Most acclaimed for his book, Invisible Man (1952) which ranked 19th in the Top 100 Best English-Language Novels of the 20th Century by the Modern Library Association and won the National Book Award, Ralph Ellison was a lecturer, critic, scholar and author. He wrote politically and socially motivated essays which were published in Shadow and Act (1964) and Going to the Territory (1986) as well as short stories published in Flying Home (1996).
5. Alex Haley (1921-1992)
Most inspiring for his dedication to genealogy, Haley is the author of Pulitzer Prize winning novel, Roots (1976). His first book, The Autobiography of Malcolm X (1965) was included in the 10 most important books belonging to the 20th century by Times Magazine. He focused his life’s work not only on the struggle of the African-Americans but also their rise from slavery to freedom.

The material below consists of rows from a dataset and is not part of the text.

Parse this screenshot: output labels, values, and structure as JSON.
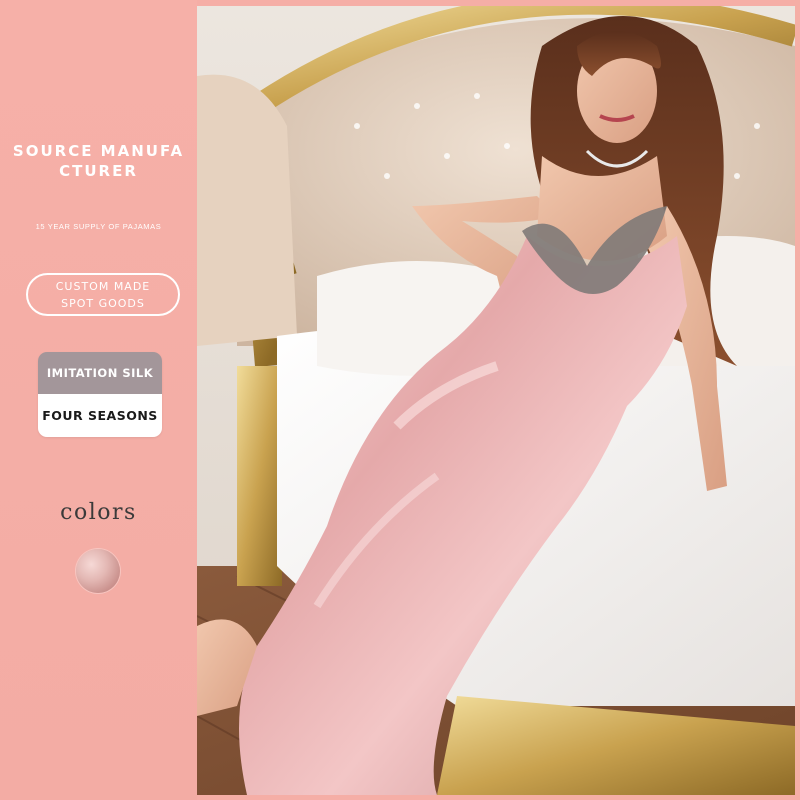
{
  "sidebar": {
    "title_line1": "SOURCE MANUFA",
    "title_line2": "CTURER",
    "subtitle": "15 YEAR SUPPLY OF PAJAMAS",
    "pill_line1": "CUSTOM MADE",
    "pill_line2": "SPOT GOODS",
    "tag_top": "IMITATION SILK",
    "tag_bottom": "FOUR SEASONS",
    "colors_label": "colors",
    "swatch_color": "#e4b8b4"
  },
  "colors": {
    "background": "#f5aea6",
    "tag_gray": "#a3969a",
    "text_white": "#ffffff"
  }
}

6. James Baldwin (1924-1987)
Baldwin is widely known as a writer of novels, essays, short stories, plays and poetry. Most of his literary work espouses racial and sexual tensions in 20th century American society such as Giovanni’s Room (1956) and Going to Meet the Man (1965). His masterpiece, Go Tell It On The Mountain (1953) was ranked 39th on the MLA list.
7. Maya Angelou (1928-2014)
Renowned author, poet and civil rights activist, Maya Angelou made her literary take-off with I Know Why the Caged Bird Sings (1969) that made her the first African-American author with a nonfiction best-seller. However, her masterwork was On the Pulse of Morning (1993). In 2005 and 2009, Angelou received the NAACP Image Awards which is the highlight of her many achievements.
8. Toni Morrison (1931-Date)
Toni Morrison is perhaps the star of African-American literature and a must read for all. Her best-known works include Song of Solomon (1977), Sula (1973), Beloved (1987) and The Bluest Eye (1970). Among her numerous accomplishments, she is the recipient of prestigious awards such as the Nobel Prize, Pulitzer Prize, American Book Award and Presidential Medal of Freedom.
9. Octavia Butler (1947-2006)
Octavia Butler is famous for successfully using science fiction to address the human experience of African-Americans. In 1984, she received a Hugo award for best short story for Speech Sounds (1983) and later a Nebula and Hugo award for Bloodchild (1995). In 1995, she became the first science-fiction writer to receive a MacArthur Foundation grant.
10. Alice Walker (1994-Date)
An active member of the civil rights and black feminist movement, Walker is an author, lecturer and social worker whose writing career is still going strong. Her best work to date is, The Colour Purple (1982) which won a Pulitzer Prize and National Book Award and was later translated into a film and musical play. Walker is an acclaimed poet and essayist too.